This year we are using the medium of collage, which allows the transfer of images from one familiar narrative to enter a new and challenging interpretation. The fragmented, reconstructed pieces are seen as a metaphor for dissonant parts of life experiences. In these collages, we are asked to find and unify a new and more individual relationship to the traditional account found in scripture.

We share the experience together. Alone we may lean toward the depictions of Jesus’ suffering with despair and cynicism, but in community we discern the face of the crucified man through the lens of those gathered around the foot of the cross. The communal dimension of this type of art allows the beautiful to shine through the most tragic of human experiences. The promise of Lent and Easter is not that we shall escape the hard things, but that we shall be given grace to face them, to enter into them, and to come through them. The promise is not that we shall not be afraid, but that we are never alone. In the final images together, what we share is hope.

––Diane Haavik

All March Meetings

For all March meetings, check with the team leader to see about digital options for meeting. Some groups will continue to meet but many groups will meet either digitally or blended (in-person and digitally), so check with your leader for the plans for your team.

Update: The Rev. Liz Tichenor’s Celebration of New Ministry

Due to Contra Costa County’s restrictions on gatherings, this celebratory event is postponed. We’ll keep you posted on the new date once we know!

Living Waters Capital Campaign Informational Coffee

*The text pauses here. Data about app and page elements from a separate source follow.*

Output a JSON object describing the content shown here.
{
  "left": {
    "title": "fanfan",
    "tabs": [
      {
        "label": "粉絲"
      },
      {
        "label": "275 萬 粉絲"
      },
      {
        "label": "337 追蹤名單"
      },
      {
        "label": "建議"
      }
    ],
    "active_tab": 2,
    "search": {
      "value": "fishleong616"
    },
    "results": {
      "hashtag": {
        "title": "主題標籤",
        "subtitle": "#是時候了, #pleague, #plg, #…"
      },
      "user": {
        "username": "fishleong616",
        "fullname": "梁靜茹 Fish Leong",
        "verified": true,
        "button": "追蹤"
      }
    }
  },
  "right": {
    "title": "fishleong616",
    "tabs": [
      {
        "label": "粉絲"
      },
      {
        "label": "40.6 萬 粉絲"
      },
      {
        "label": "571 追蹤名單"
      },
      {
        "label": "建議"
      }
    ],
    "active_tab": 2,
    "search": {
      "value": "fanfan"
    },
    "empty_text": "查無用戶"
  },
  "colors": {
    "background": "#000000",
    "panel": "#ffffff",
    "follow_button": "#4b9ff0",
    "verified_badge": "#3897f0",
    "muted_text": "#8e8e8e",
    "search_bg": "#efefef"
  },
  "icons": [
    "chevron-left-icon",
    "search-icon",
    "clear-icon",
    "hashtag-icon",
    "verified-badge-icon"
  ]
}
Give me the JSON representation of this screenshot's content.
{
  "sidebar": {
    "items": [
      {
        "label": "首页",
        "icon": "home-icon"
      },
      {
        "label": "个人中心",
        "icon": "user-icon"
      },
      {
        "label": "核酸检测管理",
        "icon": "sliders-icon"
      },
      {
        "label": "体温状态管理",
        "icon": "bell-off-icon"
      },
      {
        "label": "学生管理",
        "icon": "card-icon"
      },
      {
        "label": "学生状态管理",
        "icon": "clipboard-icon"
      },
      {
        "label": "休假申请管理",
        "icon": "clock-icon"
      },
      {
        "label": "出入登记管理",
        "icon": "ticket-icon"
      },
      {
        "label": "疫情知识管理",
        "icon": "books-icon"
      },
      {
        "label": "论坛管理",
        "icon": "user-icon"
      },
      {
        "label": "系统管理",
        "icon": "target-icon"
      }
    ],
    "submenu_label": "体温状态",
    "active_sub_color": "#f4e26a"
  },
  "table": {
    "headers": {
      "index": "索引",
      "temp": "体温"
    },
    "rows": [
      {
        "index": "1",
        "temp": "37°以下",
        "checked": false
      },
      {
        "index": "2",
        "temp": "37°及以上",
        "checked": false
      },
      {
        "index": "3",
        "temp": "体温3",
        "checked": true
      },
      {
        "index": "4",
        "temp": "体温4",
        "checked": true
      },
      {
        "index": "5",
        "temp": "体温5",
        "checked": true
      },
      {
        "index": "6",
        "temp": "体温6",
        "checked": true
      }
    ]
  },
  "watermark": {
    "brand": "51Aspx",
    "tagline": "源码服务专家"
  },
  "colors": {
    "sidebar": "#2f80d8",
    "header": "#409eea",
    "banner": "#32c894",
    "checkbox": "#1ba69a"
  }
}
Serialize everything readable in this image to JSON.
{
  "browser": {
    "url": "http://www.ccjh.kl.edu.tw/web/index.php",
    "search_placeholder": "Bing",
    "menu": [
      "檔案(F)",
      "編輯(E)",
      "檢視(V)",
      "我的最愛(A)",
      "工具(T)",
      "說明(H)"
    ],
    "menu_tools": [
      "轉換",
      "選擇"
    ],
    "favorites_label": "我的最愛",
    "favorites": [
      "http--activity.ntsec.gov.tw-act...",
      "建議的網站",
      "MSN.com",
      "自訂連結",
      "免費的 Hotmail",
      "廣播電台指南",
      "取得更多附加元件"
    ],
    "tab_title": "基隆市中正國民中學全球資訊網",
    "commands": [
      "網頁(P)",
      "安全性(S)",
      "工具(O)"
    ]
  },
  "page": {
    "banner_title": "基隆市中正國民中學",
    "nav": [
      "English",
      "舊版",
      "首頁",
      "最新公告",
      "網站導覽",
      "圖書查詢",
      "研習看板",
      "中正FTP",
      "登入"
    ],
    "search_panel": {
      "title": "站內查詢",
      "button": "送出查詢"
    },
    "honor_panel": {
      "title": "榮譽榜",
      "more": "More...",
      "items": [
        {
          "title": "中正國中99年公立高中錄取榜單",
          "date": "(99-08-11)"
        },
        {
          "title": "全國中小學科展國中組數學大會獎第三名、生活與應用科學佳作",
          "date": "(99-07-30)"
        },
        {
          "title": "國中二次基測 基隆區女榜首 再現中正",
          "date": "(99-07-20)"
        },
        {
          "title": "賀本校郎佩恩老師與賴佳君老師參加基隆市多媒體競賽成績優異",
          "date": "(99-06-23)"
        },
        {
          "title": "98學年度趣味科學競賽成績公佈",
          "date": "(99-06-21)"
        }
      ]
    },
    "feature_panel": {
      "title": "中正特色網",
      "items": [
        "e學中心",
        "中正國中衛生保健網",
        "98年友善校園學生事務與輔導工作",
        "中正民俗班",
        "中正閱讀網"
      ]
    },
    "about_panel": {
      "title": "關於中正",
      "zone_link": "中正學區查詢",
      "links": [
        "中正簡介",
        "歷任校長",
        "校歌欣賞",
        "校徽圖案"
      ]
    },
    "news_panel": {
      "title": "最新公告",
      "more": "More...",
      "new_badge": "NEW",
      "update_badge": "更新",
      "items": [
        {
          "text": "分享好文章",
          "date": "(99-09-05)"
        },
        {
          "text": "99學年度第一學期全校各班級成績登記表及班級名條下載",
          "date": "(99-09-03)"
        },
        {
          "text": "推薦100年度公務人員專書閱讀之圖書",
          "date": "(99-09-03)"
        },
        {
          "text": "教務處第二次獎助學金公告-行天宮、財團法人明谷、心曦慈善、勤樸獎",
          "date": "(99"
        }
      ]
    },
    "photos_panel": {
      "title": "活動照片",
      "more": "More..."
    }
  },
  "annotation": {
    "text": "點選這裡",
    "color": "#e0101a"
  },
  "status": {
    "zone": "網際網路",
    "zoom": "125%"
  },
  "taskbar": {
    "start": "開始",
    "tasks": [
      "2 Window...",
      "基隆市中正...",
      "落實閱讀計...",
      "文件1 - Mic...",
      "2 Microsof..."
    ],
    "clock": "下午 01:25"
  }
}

If you are unable to attend Soup & Story this year, we encourage you to attend one of several small-group gatherings for our Living Waters campaign listed below. These meetings will offer fellowship and information, with time for dialogue and questions. No financial commitments will be asked for or received at these gatherings. Signups will be available at church, starting March 8, and by mail/phone invitation. Contact Cathy Thompson for more information.

• Sunday, March 22, 1:00 pm, All Souls with childcare provided
• Tuesday, March 24, 7:00 pm, Albany
• Saturday, March 28, 4:00 pm, north Berkeley hills
• Sunday, March 29, 4:00 pm, El Cerrito
• Saturday, April 4, 4:00 pm, Berkeley hills
• Tuesday, April 14, 7:00 pm, Oakland hills
• Saturday, April 18, 2:00 pm, north Berkeley
• Sunday, April 19, 4:00 pm, Kensington

Save the Date—All Souls Blood Drive!

A blood drive is a great way to support others in need and build community. Not everyone is able/allowed to give blood, but there are other ways to contribute. The need for blood is constant and only volunteer donors can fulfill that need for people in our community. Nationwide, someone needs a unit of blood every 2 to 3 seconds and most of us will need blood in our life. To secure our date, the Red Cross needs to determine that All Souls can have at least 30 donors on that date to give blood. Please click on this link to indicate that you will either give blood or volunteer to help with the drive on June 13. Look for more details once we have secured our registration with the Red Cross.

Join All Souls’ Caring for Creation team

* Planning Adult Forum Series: Thursdays, 7pm, Mar 5, 12, 19 & 26 at All Souls.
* Forum on Religion and Ecology: Friday, March 20 at CIIS in San Francisco there will be a day-long forum on Indigenous Lifeways, Cosmologies, and Ecology. See the CIIS website for more information. Cost ranges from $75-100. All are welcome!

Summer Book Club

The Adult Formation Committee requests your nominations for a book to read this summer for Summer Book Group. Summer Book Group takes place from June to August. The parish selects one book to read through nomination and voting and then comes together each week during the summer to discuss the book. Books may be fiction or non-fiction, but we’re hoping for books that brought you into some encounter with God.

Nomination forms and a box for submissions are available at the back of the chapel and in the narthex outside the main worship space. Or submit your nomination online here!

Nominations are due by Sunday, March 15.